WORK TASK: All of the entries are to be printed exactly as they appear.

[Excerpts from a dataset]
-- Opening Marker --

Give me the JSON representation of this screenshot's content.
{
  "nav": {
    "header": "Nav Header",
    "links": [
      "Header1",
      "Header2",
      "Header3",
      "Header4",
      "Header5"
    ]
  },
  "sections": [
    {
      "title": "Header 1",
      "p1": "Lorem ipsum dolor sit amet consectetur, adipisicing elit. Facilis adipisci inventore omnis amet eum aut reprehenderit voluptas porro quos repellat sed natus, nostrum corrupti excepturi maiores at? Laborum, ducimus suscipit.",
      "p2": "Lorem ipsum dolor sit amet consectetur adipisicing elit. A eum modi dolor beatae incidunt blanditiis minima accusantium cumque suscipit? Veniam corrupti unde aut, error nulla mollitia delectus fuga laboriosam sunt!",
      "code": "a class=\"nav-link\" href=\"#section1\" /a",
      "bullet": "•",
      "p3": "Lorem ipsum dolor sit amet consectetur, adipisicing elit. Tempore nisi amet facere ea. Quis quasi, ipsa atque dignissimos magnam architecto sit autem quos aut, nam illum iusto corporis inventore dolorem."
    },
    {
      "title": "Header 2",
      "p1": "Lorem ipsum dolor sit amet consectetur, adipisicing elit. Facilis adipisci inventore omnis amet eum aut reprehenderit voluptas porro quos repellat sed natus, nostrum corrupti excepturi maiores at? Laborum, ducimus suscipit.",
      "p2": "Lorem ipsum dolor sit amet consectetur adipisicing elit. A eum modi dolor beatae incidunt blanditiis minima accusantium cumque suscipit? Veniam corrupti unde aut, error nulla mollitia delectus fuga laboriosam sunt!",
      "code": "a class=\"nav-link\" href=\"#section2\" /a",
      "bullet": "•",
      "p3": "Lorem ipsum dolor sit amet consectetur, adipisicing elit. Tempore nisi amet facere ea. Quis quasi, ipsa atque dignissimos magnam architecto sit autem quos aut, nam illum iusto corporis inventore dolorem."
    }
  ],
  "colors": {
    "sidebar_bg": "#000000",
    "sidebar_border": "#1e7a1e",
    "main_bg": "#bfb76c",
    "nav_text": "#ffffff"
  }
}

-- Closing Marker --

RESPONSE BOX:
Give me the JSON representation of this screenshot's content.
{
  "nav": {
    "header": "Nav Header",
    "links": [
      "Header1",
      "Header2",
      "Header3",
      "Header4",
      "Header5"
    ]
  },
  "sections": [
    {
      "title": "Header 1",
      "p1": "Lorem ipsum dolor sit amet consectetur, adipisicing elit. Facilis adipisci inventore omnis amet eum aut reprehenderit voluptas porro quos repellat sed natus, nostrum corrupti excepturi maiores at? Laborum, ducimus suscipit.",
      "p2": "Lorem ipsum dolor sit amet consectetur adipisicing elit. A eum modi dolor beatae incidunt blanditiis minima accusantium cumque suscipit? Veniam corrupti unde aut, error nulla mollitia delectus fuga laboriosam sunt!",
      "code": "a class=\"nav-link\" href=\"#section1\" /a",
      "bullet": "•",
      "p3": "Lorem ipsum dolor sit amet consectetur, adipisicing elit. Tempore nisi amet facere ea. Quis quasi, ipsa atque dignissimos magnam architecto sit autem quos aut, nam illum iusto corporis inventore dolorem."
    },
    {
      "title": "Header 2",
      "p1": "Lorem ipsum dolor sit amet consectetur, adipisicing elit. Facilis adipisci inventore omnis amet eum aut reprehenderit voluptas porro quos repellat sed natus, nostrum corrupti excepturi maiores at? Laborum, ducimus suscipit.",
      "p2": "Lorem ipsum dolor sit amet consectetur adipisicing elit. A eum modi dolor beatae incidunt blanditiis minima accusantium cumque suscipit? Veniam corrupti unde aut, error nulla mollitia delectus fuga laboriosam sunt!",
      "code": "a class=\"nav-link\" href=\"#section2\" /a",
      "bullet": "•",
      "p3": "Lorem ipsum dolor sit amet consectetur, adipisicing elit. Tempore nisi amet facere ea. Quis quasi, ipsa atque dignissimos magnam architecto sit autem quos aut, nam illum iusto corporis inventore dolorem."
    }
  ],
  "colors": {
    "sidebar_bg": "#000000",
    "sidebar_border": "#1e7a1e",
    "main_bg": "#bfb76c",
    "nav_text": "#ffffff"
  }
}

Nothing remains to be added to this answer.